I learned about the continuing existence of the Hawaiian Kingdom in a roundabout way through an interest in nuclear disarmament and the protests against U.S. military bases in Okinawa. Hawai’i’s history and its unresolved status as an occupied nation reveal a deeply ironic contradiction in America’s imperial project. The numerous American bases located around the […]
International NGOs that assist citizens suffering from the abuses of corporations and environmental degradation are increasingly seen by governments as nuisances, embarrassments and even as threats to national security. Russia, India and Canada are a few of the nations that have protested against these “meddlers” and looked for ways to keep them out.
At first glance, it seems absurd to say that well-intentioned organizations should be banned and stopped from assisting helpless victims with their struggles for justice. Unfortunately, there are organizations operating across borders who are giving a bad name to the NGOs that truly are independent and focused solely on helping the disenfranchised. These fake NGOs, or once-respected NGOs now compromised by deals with government or corporate agendas, are like undercover cops dressed as black block protesters that show up at peaceful demonstrations and give the larger movement a bad reputation.

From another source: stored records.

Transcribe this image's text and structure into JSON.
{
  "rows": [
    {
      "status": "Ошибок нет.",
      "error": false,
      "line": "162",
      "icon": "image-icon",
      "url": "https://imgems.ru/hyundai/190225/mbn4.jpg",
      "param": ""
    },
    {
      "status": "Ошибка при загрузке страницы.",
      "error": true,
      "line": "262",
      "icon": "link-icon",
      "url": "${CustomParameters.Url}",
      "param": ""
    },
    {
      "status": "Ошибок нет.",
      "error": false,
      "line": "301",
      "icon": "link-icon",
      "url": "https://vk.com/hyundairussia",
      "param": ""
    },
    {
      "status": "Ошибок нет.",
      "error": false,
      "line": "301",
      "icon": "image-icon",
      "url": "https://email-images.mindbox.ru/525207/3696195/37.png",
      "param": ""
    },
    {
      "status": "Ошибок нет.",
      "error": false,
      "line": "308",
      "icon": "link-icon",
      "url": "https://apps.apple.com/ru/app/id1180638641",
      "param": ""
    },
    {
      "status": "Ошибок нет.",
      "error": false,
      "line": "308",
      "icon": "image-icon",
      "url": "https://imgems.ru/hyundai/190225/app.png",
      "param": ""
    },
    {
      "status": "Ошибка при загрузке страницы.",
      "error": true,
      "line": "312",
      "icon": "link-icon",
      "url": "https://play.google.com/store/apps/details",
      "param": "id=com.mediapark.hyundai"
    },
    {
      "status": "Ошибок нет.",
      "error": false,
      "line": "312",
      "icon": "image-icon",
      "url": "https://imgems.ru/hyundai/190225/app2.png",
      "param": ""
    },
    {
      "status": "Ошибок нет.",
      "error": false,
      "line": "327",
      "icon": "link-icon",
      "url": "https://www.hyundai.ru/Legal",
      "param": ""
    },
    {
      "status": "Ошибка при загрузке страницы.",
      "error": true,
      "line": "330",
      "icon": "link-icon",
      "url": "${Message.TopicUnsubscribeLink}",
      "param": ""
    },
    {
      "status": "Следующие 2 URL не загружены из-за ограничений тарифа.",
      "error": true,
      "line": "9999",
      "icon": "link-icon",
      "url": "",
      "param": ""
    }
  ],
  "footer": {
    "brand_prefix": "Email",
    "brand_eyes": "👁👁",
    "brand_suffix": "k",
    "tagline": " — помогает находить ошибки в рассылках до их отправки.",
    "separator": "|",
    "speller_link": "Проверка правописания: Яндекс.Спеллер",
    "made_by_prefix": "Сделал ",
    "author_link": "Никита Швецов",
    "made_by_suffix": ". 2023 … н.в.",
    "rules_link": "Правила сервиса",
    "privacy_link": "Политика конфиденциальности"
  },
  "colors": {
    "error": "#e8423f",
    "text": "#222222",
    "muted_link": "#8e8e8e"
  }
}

A case in point is the recent pressure that Russia put on the Russian NGO, Planet of Hopes. For fifteen years the founder, Nadejda Kutepova, helped victims of the Southern Urals radiation disasters in their struggles to win recognition and compensation. In July 2015, she fled Russia after being vilified in the national television reports and threatened with prosecution for being a “foreign agent” because of one of the donations she accepted. She is now in France where she has applied for asylum.
While Bernie Sanders’ campaign for the Democratic nomination has once again made some Americans audacious enough to hope for progressive change, there has been a conspicuous absence in Sanders’ platform of any intention to revise foreign policy and connect it to the concern with domestic issues that has dominated his platform so far. Sanders is yet to tell the American public where he stands on a number of fundamental foreign policy questions, issues related not only to the use of the military but also to human rights and independence movements. It may not be readily apparent to the American public, but domestic problems are all deeply connected to the US role on the foreign stage over the last seventy years.
This weakness in Sanders’ campaign is evident if we compare it to one that is similar in many respects. In 1968, Senator Eugene McCarthy launched a campaign for the Democratic Party nomination, and like Bernie, he surprised the nation when his campaign turned into an insurgency that startled the presumptive hares in the race into panic mode.
Robert Kennedy was assassinated during the primary race, and President Johnson decided not to run for re-election when he noticed the level of opposition to his Vietnam policy. At the convention, the favorite of the party leadership, vice president Hubert Humphrey, faced a serious challenge from the dark horse candidate McCarthy who had risen from obscurity in a matter of months.